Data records
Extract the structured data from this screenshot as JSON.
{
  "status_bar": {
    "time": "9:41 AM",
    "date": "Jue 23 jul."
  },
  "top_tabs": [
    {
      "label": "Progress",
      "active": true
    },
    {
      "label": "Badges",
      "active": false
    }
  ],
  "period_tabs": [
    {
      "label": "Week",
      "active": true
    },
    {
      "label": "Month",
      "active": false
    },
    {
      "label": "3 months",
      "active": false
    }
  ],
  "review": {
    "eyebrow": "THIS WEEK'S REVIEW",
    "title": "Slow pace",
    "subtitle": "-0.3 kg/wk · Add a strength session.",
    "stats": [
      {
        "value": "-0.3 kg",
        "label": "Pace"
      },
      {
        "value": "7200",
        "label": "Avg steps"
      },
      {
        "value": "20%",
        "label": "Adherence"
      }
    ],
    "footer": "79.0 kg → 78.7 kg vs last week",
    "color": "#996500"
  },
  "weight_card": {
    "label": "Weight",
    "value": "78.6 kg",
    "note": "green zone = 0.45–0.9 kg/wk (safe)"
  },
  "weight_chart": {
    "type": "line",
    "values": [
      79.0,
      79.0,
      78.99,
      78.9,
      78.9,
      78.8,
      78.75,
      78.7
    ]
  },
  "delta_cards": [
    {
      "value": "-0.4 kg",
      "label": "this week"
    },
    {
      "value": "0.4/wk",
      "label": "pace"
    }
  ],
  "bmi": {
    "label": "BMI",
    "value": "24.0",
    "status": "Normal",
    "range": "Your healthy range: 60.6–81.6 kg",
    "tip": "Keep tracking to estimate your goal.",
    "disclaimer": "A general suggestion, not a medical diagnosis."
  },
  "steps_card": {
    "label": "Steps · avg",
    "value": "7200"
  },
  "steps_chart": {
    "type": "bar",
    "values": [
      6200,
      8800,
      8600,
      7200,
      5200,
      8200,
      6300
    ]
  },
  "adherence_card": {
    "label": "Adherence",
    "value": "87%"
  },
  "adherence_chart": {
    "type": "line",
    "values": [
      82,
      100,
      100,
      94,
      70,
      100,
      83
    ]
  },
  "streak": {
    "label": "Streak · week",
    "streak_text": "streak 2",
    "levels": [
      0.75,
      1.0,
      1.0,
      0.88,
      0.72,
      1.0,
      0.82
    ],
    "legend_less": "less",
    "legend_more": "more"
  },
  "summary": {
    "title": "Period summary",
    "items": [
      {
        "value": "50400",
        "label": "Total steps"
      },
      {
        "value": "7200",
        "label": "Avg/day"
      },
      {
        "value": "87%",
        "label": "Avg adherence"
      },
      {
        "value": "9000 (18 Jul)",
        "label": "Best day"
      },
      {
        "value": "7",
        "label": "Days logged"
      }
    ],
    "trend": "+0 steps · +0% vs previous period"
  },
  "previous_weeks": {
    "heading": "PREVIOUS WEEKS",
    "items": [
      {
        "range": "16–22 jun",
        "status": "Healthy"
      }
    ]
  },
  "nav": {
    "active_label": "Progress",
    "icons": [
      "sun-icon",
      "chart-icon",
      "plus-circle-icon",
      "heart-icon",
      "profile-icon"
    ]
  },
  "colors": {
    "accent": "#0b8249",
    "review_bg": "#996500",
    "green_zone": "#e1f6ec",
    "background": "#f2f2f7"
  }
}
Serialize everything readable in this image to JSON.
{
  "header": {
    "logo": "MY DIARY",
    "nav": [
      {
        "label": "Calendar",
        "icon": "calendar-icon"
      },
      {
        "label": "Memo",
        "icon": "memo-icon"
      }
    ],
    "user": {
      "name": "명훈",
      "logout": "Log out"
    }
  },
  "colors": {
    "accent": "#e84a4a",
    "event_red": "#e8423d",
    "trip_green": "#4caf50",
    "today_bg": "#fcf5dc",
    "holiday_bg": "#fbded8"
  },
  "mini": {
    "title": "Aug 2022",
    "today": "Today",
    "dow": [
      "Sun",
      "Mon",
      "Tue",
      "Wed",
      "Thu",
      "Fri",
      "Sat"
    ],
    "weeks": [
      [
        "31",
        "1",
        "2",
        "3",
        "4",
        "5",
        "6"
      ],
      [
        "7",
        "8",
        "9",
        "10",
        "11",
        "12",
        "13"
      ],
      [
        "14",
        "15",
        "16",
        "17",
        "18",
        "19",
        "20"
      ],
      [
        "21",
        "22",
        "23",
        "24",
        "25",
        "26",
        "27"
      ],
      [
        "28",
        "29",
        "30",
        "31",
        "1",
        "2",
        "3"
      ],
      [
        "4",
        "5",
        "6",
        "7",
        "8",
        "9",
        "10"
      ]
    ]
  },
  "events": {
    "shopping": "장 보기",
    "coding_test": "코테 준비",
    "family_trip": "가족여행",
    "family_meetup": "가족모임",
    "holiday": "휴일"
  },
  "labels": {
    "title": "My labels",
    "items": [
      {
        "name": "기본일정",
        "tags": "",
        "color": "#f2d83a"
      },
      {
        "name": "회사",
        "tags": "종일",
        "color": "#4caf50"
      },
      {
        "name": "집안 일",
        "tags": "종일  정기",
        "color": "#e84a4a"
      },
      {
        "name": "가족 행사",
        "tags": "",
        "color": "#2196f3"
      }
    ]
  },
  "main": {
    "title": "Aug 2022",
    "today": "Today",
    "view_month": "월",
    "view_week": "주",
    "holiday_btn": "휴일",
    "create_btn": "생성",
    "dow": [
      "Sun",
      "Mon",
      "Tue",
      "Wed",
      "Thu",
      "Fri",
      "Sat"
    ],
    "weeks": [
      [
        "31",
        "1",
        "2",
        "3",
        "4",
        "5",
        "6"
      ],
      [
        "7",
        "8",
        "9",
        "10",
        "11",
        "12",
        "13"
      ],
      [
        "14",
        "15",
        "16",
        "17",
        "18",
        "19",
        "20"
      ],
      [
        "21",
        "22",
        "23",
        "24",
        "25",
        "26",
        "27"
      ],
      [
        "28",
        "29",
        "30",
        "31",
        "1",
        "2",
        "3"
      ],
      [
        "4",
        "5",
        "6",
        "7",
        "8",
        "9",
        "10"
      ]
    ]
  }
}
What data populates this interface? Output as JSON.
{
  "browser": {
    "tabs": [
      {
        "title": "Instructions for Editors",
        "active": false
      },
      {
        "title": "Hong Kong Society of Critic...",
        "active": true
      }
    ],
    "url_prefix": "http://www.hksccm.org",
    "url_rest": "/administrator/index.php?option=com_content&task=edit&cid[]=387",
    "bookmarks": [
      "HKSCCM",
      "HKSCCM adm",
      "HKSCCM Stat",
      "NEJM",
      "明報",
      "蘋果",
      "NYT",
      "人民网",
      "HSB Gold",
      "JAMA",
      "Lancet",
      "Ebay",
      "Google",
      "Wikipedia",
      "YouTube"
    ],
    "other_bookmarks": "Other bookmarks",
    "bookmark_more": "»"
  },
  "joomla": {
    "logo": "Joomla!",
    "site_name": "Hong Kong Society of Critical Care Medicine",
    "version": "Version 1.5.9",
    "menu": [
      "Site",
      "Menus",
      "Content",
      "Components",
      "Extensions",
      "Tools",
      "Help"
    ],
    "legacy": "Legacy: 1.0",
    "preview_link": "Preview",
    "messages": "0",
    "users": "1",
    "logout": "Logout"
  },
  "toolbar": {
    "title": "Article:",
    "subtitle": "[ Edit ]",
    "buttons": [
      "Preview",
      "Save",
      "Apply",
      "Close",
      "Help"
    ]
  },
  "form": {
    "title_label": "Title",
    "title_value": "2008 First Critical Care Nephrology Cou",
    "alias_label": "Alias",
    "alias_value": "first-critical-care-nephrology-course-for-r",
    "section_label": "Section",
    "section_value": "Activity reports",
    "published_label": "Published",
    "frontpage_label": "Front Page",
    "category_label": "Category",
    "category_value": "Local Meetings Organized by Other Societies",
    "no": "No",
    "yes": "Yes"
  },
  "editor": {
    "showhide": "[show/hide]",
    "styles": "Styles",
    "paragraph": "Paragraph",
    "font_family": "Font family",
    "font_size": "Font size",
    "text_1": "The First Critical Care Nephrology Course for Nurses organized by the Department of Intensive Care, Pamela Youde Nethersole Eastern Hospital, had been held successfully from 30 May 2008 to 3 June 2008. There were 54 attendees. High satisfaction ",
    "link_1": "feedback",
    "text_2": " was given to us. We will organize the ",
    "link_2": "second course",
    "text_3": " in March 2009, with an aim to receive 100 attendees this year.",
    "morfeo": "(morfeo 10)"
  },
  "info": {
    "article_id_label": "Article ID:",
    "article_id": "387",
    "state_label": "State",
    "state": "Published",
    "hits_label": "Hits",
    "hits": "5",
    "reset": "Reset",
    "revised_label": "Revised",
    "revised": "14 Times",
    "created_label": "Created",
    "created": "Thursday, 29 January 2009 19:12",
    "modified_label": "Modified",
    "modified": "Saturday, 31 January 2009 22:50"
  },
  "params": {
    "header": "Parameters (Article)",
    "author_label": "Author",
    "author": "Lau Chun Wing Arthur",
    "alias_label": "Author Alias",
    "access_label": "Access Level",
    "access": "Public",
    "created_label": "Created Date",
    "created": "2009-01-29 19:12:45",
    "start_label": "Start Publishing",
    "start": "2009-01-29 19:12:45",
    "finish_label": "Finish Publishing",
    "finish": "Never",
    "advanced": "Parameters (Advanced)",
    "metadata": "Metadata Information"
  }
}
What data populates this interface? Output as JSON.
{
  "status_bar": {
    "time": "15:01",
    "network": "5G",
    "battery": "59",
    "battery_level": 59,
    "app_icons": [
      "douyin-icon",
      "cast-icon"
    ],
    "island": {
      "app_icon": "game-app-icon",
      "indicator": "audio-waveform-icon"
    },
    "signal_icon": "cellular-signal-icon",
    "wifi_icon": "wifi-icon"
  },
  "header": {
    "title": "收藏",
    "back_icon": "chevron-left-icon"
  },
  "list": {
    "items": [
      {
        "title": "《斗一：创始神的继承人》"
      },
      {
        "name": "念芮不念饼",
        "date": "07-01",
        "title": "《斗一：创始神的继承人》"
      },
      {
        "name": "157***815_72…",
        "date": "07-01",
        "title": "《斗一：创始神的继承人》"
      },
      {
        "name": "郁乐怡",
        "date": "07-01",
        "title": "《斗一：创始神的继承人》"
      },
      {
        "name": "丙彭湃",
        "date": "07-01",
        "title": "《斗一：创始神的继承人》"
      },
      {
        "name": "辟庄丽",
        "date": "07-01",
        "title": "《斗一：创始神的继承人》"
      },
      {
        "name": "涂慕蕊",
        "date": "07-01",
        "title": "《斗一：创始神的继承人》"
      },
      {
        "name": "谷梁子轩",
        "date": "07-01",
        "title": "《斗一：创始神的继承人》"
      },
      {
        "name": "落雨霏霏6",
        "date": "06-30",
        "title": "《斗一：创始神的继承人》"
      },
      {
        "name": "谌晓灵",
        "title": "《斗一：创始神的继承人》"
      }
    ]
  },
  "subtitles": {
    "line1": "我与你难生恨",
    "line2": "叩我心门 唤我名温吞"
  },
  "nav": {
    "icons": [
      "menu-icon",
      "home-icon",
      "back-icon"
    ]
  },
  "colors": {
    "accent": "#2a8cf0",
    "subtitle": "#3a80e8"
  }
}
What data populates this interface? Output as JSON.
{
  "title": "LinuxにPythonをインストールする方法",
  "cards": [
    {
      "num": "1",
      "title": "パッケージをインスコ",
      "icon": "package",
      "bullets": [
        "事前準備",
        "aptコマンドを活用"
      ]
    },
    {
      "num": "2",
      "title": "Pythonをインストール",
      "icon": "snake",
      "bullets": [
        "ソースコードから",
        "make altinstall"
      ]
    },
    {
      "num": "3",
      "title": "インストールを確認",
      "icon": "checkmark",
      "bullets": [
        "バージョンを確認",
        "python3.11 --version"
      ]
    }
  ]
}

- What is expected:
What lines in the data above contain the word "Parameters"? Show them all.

- Task result:
    "header": "Parameters (Article)",
    "advanced": "Parameters (Advanced)",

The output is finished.